In terms of NYTW losing valuable patrons and fundraisers- I completely reject the idea offered by your caller that patrons should have any sway over a theatre's artistic choices. That is just wrong and dangerous. That leads to safe programming and a "giving the people what they want" ethos, which is not what non-profit theatre should ever aspire to, certainly not a theatre like New York Theatre Workshop. Theatres are fluid and they change with their leaders and times. Patrons and subscribers constantly leave for various reasons, be it financial or aesthetic and they get replaced by new ones. They are probably wreaking more financial damage on themselves by having a theatre dark for two months than programming a play that not all of their patrons approve of. I also think that NYTW does a tremendous disservice to their subscribers and patrons in thinking that they are neither smart nor loyal enough to go with them on this risk.

Of course everything I offer up here is speculation because NYTW has not been forthcoming at all with the reasons why they are not doing this play.

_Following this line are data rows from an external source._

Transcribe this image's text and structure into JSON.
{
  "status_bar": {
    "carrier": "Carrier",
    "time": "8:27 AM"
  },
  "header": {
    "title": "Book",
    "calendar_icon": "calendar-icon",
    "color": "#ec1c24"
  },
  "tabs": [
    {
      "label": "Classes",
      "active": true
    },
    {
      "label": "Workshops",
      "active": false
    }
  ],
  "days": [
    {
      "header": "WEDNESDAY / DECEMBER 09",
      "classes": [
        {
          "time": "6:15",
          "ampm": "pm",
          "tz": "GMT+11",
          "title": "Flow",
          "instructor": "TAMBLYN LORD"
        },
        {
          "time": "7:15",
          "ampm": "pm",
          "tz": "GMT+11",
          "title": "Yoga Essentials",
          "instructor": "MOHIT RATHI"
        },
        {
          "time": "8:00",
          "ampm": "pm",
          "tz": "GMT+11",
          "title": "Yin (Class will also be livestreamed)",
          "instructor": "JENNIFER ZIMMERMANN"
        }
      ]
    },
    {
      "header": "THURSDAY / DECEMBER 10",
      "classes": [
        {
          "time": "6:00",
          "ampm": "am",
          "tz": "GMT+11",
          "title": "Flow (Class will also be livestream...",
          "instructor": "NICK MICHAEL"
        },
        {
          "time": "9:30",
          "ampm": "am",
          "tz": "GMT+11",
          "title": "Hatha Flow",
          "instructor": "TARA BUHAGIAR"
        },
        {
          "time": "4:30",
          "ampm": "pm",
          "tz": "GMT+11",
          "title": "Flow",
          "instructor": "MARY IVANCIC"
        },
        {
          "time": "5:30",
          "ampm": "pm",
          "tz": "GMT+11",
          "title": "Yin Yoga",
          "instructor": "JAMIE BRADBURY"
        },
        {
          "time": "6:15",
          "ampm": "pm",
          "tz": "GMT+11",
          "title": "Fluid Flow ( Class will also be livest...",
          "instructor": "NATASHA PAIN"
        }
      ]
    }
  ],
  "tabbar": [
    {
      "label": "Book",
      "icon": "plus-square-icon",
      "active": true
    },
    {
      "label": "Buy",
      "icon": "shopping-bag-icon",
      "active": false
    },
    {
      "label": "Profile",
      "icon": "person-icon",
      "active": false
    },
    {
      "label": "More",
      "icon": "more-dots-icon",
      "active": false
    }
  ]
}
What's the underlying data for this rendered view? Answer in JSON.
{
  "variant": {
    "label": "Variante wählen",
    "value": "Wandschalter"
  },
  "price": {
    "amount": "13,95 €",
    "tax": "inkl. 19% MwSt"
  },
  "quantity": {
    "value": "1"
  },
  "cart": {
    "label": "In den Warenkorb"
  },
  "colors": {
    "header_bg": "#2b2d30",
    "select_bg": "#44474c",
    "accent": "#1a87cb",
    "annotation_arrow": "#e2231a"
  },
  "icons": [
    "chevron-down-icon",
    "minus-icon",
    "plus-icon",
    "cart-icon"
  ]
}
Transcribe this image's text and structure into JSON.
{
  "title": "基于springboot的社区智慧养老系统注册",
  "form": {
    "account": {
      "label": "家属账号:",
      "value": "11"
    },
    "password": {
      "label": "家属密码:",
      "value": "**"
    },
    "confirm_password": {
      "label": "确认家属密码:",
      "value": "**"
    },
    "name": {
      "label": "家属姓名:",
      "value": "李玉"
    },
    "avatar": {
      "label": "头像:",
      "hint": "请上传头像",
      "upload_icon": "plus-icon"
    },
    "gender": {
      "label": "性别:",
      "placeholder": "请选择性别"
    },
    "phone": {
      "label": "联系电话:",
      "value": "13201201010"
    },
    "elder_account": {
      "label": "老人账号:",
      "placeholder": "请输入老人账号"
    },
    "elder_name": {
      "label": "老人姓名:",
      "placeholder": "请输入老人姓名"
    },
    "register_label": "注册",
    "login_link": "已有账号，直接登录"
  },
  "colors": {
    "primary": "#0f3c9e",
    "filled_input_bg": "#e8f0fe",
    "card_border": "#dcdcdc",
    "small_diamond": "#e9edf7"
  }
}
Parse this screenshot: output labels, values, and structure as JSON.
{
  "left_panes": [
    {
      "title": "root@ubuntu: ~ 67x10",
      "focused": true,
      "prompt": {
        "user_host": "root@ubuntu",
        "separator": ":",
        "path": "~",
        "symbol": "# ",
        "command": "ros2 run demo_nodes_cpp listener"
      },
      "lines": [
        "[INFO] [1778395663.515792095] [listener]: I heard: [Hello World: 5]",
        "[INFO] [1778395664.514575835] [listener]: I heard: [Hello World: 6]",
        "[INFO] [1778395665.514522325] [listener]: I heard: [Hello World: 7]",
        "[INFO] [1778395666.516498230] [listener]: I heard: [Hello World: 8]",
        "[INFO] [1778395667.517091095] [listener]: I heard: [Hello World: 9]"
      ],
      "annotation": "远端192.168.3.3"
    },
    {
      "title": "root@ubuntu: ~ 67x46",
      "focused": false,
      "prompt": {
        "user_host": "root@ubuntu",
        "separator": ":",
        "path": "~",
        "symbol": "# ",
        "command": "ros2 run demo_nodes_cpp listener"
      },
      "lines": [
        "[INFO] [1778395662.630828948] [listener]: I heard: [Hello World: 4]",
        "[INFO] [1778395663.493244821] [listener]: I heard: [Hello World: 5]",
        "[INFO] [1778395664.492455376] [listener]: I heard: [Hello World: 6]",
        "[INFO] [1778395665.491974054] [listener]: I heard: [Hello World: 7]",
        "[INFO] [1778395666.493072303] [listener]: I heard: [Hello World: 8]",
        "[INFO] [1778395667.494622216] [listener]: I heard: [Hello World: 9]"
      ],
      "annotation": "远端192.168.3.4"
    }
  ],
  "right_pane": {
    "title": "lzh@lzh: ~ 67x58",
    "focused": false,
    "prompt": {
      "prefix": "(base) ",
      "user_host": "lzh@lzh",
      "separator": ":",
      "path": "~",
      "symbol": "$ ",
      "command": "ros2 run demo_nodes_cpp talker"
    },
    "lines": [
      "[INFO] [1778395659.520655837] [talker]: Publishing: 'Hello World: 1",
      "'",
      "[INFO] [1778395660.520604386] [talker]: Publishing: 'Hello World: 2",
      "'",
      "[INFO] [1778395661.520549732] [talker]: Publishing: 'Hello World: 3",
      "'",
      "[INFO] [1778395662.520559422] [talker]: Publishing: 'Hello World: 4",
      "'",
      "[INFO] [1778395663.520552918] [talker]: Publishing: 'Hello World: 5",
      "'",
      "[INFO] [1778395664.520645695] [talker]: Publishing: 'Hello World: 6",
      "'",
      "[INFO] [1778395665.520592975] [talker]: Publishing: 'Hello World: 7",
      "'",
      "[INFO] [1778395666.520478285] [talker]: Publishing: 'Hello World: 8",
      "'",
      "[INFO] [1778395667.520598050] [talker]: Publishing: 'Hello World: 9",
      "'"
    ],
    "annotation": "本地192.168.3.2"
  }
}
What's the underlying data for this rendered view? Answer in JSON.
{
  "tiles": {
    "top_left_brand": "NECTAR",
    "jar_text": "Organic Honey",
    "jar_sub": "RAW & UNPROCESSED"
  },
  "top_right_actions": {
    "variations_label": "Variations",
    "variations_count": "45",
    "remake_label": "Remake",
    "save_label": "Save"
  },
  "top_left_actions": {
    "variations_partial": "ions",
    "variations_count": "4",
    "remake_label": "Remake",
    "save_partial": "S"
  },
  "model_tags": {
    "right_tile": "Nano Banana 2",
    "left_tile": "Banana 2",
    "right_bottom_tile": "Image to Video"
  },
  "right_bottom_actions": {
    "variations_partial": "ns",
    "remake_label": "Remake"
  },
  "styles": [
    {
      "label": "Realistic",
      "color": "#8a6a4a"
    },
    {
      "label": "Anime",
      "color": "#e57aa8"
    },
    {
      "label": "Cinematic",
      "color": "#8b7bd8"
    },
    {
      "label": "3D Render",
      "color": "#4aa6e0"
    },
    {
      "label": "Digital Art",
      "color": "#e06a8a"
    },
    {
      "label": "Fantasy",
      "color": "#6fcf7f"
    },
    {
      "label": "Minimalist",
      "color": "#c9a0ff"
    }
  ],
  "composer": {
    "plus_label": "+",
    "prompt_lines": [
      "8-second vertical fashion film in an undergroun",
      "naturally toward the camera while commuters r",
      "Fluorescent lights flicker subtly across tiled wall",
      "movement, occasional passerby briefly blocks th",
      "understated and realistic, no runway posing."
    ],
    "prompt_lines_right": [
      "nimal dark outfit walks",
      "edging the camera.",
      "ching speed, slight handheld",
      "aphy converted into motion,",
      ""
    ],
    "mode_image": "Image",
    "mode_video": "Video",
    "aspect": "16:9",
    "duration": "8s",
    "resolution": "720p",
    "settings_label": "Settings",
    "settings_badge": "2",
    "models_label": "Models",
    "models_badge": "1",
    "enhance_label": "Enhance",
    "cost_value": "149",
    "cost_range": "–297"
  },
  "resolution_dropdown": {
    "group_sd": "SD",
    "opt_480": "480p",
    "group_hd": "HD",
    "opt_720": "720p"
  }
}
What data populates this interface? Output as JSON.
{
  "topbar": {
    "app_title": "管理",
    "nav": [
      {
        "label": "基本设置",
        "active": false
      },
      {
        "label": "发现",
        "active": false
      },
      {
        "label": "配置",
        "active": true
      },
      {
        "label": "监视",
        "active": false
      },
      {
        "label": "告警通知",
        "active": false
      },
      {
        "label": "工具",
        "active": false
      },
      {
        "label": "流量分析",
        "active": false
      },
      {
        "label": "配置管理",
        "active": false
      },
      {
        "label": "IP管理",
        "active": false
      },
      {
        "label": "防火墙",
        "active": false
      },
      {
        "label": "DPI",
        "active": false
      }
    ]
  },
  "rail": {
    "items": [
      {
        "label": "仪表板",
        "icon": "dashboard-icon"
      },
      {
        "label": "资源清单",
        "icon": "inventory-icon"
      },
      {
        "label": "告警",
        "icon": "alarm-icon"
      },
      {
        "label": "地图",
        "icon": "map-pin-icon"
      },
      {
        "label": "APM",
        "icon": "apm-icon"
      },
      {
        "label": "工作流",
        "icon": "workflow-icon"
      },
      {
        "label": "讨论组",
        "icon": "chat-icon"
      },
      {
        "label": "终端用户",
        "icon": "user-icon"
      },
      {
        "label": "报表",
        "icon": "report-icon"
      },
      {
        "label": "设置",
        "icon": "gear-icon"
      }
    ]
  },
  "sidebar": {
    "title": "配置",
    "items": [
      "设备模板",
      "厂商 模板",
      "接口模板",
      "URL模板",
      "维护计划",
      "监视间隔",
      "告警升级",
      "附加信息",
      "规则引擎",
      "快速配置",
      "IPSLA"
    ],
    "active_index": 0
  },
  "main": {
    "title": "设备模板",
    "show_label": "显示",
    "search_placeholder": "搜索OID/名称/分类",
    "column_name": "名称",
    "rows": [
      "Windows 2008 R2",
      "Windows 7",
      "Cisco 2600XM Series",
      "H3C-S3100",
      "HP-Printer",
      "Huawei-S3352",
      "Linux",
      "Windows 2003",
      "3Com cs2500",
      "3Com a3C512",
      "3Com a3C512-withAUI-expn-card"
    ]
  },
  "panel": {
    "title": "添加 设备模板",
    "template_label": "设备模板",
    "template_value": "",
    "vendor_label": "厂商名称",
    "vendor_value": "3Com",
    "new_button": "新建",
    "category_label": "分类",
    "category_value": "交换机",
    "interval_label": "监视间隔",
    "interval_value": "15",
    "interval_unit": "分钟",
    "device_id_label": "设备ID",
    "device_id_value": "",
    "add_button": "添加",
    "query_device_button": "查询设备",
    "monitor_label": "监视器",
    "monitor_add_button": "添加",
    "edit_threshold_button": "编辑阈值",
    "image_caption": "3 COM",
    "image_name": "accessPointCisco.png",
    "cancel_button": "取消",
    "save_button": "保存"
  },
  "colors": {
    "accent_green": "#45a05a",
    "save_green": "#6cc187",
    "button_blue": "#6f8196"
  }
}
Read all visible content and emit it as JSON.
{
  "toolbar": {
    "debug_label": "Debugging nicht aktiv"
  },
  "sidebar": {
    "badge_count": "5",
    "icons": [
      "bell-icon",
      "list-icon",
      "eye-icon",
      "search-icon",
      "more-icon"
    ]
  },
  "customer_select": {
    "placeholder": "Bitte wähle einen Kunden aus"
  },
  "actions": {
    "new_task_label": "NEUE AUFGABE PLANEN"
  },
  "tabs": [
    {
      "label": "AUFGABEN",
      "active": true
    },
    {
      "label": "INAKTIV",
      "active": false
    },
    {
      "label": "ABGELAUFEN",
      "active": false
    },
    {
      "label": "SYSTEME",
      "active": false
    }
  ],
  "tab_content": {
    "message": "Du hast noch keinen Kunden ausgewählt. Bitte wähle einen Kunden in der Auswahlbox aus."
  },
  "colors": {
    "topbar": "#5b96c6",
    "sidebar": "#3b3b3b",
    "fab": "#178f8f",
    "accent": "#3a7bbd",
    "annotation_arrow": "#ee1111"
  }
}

Every time they speak in public they contradict themselves and sound just plain ignorant - i.e. Jim Nicola citing his source for Rachel Corrie being a member of Hamas as "the internet." I am so shocked by this behavior and really disappointed. I've always admired this theatre as they do some of the most theatrically daring and exciting work in New York. I'm even one of their script readers and I'm very proud of that. But I guess it is easier to get away with a modernized Hedda Gabler than a "politically incorrect" play, which whether or not you agree with its politics, is actually relevant and current. Thank you for your time. Looking forward to MondayMorning Politics.


As this debate widens outside of theatre circles, we will hear increasing comments from commentators like Lehrer who are not theatre-literate. So let's keep them on their toes and set them straight when they reveal their knowledge gaps.

*Amended. I overdid it by calling KB an NYTW "insider".


Anonymous said...

Well said, KB.

Anonymous said...

I'm the "KB" who posted on Brian's blog. Thanks for your nice words, Playgoer, I really enjoy your blog and how well you've publicized this issue. But I just want to make clear that I am in no way an "NYTW insider," I just said that I was a script reader as a disclaimer, since I am, however tenuously, linked to the workshop and it seemed that if I was going to criticize them I should be honest. But I've never spoken with anyone on the literary staff, or staff period, about Rachel Corrie, and I have no idea what they're going through over there. In terms of everything else I said in my post I'm just speaking from my experience at other theatres like NYTW.

Anonymous said...

What KB describes is the normal procedure: programme booklets with some information on the playwright and play, a post-show talk once in a while, a special event for the youths. But Lynn Moffat clearly said on Democracy Now that they had intended to have post-show discussions with scholars and poeple from the community after each performance. That's not only very unususal but also very patronising towards the audience who obviously is too stupid to understand the play on its own.


Anonymous said...

Thanks for taking a big risk, KB, and speaking out. I know other people at NYTW feel the same as you but are remaining silent.